■ What is needed ■
In the entries below, spot each line with the word "location" and copy it.

[Extracted records]
•••••

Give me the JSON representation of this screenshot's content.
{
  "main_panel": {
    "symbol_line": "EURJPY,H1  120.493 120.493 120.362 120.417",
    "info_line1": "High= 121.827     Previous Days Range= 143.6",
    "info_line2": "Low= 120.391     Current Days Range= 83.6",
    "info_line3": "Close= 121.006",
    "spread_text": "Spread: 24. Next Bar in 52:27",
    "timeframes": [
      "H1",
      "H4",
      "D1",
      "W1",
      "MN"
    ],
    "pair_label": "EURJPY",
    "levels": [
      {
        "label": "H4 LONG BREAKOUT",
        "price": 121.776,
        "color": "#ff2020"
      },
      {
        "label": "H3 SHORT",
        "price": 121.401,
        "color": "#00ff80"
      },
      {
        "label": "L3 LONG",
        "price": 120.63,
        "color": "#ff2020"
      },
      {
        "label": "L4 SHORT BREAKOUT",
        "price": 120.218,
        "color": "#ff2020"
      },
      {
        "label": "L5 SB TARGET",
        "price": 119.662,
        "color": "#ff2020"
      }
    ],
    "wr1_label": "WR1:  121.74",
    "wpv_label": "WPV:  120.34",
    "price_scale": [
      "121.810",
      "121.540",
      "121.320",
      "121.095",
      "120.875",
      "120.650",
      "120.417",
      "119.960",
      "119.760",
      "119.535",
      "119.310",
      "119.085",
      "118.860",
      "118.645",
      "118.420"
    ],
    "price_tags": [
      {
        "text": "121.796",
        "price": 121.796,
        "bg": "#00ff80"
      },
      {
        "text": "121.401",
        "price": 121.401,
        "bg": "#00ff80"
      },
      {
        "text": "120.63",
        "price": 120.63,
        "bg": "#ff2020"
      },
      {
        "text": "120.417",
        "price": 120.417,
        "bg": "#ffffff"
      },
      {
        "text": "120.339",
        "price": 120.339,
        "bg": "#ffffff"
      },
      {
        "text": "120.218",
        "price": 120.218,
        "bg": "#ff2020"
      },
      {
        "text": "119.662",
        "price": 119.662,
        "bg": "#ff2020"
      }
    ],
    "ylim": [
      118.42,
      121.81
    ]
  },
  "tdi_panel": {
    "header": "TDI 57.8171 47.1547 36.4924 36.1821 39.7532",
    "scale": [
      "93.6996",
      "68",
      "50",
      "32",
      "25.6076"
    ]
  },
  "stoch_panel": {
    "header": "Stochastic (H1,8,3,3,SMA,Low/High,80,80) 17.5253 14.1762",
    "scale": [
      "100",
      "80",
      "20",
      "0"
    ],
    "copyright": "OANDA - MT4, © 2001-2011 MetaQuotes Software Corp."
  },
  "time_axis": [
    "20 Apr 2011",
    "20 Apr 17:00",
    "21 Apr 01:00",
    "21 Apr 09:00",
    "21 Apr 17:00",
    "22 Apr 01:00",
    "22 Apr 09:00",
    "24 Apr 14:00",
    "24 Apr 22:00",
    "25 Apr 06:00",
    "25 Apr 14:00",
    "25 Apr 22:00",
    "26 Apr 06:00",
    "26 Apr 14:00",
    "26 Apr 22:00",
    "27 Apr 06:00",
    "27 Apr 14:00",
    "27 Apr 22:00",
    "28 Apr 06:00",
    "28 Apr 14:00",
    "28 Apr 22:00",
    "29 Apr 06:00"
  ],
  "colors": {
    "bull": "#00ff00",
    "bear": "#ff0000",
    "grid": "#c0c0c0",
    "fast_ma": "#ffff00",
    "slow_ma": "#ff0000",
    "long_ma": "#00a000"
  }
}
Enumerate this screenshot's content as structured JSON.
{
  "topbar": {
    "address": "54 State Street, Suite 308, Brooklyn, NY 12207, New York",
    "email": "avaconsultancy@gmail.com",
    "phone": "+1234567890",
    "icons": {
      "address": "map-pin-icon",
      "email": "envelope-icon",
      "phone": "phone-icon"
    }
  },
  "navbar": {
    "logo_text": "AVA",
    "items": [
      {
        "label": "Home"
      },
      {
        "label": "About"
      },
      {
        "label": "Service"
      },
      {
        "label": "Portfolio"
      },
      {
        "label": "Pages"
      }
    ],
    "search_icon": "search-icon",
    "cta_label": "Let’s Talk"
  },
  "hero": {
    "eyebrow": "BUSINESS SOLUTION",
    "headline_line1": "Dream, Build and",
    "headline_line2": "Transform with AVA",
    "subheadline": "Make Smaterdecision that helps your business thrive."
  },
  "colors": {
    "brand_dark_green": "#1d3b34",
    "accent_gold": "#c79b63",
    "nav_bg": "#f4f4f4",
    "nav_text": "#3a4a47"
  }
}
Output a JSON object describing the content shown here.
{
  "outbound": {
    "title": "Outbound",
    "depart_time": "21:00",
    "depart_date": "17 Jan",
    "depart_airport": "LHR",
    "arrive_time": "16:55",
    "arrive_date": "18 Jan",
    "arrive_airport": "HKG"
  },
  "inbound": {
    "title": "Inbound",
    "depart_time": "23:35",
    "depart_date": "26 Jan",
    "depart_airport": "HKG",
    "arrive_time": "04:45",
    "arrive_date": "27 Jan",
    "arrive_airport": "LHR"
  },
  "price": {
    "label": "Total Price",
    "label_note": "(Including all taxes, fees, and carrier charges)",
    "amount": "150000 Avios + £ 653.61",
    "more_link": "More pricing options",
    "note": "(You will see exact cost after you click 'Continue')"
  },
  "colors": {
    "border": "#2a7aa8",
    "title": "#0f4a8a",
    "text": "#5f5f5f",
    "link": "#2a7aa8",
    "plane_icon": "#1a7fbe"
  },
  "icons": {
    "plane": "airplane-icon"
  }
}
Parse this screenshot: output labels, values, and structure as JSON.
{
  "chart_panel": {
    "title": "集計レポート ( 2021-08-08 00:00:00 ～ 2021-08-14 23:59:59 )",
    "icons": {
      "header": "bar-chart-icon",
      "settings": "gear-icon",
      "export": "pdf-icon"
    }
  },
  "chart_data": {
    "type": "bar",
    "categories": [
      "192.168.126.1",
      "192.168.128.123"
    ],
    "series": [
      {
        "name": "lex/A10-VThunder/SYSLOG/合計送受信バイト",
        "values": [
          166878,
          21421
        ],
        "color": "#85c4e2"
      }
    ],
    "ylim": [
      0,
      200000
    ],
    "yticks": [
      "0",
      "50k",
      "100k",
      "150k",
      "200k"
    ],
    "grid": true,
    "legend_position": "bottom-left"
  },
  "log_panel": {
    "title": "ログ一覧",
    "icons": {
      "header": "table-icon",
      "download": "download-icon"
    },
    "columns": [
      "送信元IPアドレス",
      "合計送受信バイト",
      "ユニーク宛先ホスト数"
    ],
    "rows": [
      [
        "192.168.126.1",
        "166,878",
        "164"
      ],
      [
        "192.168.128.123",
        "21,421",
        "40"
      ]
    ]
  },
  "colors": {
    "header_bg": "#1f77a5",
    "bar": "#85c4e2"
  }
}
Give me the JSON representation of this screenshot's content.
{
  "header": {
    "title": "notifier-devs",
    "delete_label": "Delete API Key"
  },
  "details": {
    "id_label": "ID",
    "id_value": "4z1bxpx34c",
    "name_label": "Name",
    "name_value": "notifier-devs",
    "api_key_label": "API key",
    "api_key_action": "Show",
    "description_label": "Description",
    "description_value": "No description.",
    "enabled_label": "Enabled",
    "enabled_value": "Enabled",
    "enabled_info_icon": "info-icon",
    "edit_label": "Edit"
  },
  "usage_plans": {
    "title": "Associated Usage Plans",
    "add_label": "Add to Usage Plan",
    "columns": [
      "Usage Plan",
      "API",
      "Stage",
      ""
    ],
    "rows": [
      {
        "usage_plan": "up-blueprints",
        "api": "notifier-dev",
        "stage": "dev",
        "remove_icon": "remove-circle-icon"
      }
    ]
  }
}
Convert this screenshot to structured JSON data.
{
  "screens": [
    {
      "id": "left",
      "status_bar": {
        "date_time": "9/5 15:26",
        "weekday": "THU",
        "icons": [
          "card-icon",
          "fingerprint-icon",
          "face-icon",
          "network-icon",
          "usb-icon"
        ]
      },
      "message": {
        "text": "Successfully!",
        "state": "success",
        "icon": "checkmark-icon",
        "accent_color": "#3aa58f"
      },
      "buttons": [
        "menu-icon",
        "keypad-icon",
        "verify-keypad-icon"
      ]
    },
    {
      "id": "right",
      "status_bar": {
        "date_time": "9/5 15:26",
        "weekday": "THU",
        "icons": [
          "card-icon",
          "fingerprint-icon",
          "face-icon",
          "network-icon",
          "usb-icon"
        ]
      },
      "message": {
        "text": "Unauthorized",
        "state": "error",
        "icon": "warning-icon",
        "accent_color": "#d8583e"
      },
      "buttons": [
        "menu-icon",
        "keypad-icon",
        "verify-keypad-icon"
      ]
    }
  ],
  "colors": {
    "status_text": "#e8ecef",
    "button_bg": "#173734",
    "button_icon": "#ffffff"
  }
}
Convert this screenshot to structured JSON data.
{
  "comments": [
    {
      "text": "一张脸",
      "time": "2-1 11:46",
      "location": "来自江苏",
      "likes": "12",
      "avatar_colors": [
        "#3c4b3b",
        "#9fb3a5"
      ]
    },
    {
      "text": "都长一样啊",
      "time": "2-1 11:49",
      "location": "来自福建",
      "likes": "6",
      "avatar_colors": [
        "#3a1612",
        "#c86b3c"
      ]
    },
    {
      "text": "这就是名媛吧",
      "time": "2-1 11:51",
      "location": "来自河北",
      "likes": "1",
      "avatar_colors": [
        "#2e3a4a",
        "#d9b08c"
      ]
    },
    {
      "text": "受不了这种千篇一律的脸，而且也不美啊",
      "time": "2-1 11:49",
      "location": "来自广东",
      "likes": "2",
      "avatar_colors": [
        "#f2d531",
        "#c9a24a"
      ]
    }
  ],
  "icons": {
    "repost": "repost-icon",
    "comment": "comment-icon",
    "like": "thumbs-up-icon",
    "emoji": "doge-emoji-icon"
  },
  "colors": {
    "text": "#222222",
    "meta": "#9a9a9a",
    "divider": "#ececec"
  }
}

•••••

■ Solution ■
      "location": "来自江苏",
      "location": "来自福建",
      "location": "来自河北",
      "location": "来自广东",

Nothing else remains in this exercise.